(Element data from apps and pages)
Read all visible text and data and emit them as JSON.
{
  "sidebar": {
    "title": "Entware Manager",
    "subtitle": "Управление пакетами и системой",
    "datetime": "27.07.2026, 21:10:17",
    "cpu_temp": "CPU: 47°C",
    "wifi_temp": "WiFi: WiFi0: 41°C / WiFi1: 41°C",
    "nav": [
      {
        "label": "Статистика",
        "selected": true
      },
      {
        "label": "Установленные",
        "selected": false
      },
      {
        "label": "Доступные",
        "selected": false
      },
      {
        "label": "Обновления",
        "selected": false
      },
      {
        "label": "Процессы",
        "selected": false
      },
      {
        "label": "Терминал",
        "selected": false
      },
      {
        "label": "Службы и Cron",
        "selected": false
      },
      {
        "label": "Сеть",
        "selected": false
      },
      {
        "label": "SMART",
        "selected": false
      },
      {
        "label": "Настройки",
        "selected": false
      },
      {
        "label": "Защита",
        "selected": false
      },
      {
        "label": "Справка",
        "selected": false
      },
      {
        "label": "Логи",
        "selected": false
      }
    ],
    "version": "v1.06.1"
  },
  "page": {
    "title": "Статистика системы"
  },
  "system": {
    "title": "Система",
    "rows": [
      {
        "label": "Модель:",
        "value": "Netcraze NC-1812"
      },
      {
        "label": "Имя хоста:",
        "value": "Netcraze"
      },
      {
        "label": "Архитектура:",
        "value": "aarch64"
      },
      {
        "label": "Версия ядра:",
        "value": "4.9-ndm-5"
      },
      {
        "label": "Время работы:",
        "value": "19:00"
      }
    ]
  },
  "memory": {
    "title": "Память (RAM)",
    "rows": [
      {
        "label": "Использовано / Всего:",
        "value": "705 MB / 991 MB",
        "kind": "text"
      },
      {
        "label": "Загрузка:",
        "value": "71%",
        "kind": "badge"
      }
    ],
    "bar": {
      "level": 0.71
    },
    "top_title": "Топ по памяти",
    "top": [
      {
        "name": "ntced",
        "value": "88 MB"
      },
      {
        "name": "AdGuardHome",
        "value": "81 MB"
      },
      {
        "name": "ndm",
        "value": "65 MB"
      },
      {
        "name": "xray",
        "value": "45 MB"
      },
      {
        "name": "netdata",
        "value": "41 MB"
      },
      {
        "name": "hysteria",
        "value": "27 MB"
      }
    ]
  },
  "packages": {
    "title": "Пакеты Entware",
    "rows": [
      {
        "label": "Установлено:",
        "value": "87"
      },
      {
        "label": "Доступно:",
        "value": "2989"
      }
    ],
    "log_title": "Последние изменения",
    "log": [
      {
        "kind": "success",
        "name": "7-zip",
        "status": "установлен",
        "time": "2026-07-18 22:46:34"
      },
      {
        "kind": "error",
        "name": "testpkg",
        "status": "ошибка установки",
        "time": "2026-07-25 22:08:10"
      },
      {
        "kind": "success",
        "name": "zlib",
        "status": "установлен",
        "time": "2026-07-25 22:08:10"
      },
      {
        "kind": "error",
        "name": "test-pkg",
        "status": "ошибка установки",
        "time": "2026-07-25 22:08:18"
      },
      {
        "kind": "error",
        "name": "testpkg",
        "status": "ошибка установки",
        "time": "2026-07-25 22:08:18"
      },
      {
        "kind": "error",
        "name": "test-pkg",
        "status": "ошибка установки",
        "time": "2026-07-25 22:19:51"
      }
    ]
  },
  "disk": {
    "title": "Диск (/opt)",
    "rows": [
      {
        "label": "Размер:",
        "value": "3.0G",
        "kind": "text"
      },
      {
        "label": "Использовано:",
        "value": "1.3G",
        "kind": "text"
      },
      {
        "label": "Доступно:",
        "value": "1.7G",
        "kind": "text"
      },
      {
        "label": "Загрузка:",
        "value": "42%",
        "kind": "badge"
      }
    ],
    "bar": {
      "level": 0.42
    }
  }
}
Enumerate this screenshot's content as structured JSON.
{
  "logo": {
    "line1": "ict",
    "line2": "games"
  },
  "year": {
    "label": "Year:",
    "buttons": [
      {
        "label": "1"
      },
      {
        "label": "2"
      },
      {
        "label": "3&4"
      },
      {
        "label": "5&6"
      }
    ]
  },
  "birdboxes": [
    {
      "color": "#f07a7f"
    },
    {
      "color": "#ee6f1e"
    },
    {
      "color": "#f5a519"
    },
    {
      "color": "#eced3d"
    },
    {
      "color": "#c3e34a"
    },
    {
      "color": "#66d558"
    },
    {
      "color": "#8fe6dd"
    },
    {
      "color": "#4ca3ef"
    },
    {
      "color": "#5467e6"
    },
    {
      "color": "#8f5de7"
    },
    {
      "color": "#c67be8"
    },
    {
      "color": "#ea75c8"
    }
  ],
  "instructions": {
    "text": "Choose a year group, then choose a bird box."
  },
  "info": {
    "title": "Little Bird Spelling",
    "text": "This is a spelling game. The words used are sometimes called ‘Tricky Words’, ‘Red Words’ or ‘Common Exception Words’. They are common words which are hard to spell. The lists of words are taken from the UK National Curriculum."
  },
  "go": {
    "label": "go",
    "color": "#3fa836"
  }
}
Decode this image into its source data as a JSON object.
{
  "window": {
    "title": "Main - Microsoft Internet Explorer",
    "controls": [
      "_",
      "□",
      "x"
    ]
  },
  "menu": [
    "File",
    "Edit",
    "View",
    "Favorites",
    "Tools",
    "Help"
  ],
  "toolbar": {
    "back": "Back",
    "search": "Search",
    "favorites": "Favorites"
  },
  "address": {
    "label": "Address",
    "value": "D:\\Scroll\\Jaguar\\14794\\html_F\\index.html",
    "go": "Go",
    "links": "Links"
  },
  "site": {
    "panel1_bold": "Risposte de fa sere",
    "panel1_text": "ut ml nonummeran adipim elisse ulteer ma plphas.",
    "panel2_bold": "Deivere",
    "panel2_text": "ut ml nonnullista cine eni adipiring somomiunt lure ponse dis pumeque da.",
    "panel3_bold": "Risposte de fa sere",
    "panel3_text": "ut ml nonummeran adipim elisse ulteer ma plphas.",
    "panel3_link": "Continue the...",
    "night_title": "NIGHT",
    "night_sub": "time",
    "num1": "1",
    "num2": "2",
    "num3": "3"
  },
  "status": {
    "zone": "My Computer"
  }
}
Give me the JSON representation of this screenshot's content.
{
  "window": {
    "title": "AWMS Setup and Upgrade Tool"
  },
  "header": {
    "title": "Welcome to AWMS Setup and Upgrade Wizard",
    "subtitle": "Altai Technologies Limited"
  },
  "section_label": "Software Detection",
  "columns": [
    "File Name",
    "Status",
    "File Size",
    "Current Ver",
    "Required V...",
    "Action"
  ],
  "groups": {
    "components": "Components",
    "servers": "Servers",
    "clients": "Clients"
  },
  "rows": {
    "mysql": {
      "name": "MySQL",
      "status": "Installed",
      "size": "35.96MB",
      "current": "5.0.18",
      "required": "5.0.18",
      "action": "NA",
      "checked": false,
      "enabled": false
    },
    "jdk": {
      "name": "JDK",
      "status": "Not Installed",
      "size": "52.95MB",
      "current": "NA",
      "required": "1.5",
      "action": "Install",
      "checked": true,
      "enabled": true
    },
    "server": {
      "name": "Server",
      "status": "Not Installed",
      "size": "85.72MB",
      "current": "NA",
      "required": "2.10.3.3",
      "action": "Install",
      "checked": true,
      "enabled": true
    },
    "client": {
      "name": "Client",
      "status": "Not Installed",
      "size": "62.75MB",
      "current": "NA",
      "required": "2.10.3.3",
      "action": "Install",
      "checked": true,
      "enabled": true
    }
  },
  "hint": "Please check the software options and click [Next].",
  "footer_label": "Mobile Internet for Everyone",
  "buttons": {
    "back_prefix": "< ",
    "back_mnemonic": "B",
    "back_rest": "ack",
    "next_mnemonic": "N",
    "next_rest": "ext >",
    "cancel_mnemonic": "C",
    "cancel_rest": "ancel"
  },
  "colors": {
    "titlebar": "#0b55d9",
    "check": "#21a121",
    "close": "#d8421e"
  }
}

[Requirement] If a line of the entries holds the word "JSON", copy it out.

[Written answer]
Read all visible text and data and emit them as JSON.
Enumerate this screenshot's content as structured JSON.
Decode this image into its source data as a JSON object.
Give me the JSON representation of this screenshot's content.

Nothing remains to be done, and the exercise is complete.